  • Difficulty: Some warranties have terms that make it challenging to deliver on that contract. Whether it’s requiring you to document usage, track install dates, provide the original receipt, or wait for approval, the process can be set up to make you skip it and pay out of pocket—especially if you’re pressed for time.
  • Tracking: To claim a warranty, you have to know about it. If you don’t track what was replaced and when, or make yourself aware of the length and terms of the warranty, you may not know you qualify. Don’t leave money on the table.
  • Location: For operators in smaller or more distant markets, driving to an authorized repair shop may not make sense. Shipping parts is easy and sometimes cheaper than making that trek, but they still have to be installed by a qualified mechanic.
  • Self-repairs: There’s a common misconception that doing your own maintenance or using parts that aren’t OEM will void your entire warranty. That’s not generally the case. The Magnuson-Moss Warranty Act requires a dealer to prove that aftermarket equipment caused the need for repairs before it can deny warranty coverage (although they may still charge you for diagnostics). See the Magnuson-Moss Warranty Act for more information.
  • Track your warranties: No matter what method you use to record your maintenance, make sure that you also track your warranties on parts and repairs. Include what is covered and until when, and attach the receipt and warranty document if you can. See our article in the June 2021 edition of Chauffeur Driven for tips on tracking maintenance.
  • Fight for reimbursement: When a vehicle is out of service, it costs you money. Most manufacturers will reimburse you for tow bills and your own mechanic to conduct the repair if their authorized shop isn’t readily available or nearby. Make sure you document any work that was done, including invoices if using a shop, so that you have a record in case it is challenged in the future.

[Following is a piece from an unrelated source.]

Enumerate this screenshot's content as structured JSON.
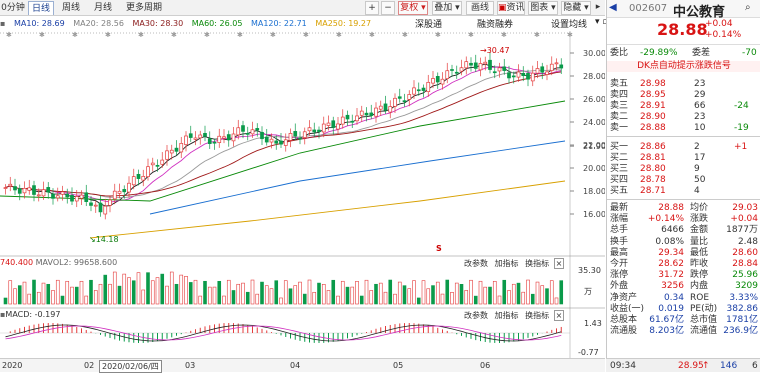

  • Read the terms: A common warranty exclusion is “commercial use,” which applies to the chauffeured ground transportation industry. Know the terms and take them into consideration when choosing parts and vehicles. Also read the “what’s not covered” section of the warranty, which usually accompanies your owner’s manual.
  • Be persistent: Don’t be pressured into giving up if you think you’re within your rights regarding the warranty. This is where relationships with your dealer and manufacturer will be crucial. There’s often a bit of latitude when it comes to determining if something is covered, so you can always escalate the claim up the chain and include your fellow operators who have had similar problems. Note that you’ll probably have more success by being firm, consistent, and informed rather than being rude, shouting, or making threats.
Final thoughts
Warranties can be a great way to reduce risk and keep costs in check, but only if you use them. If you receive a warranty, track it, store it for easy retrieval, and make sure you understand the terms.   [CD0721]

Chris Przybylski is the co-founder of LBC Fleet. HE can be reached at chris@lbcfleet.com..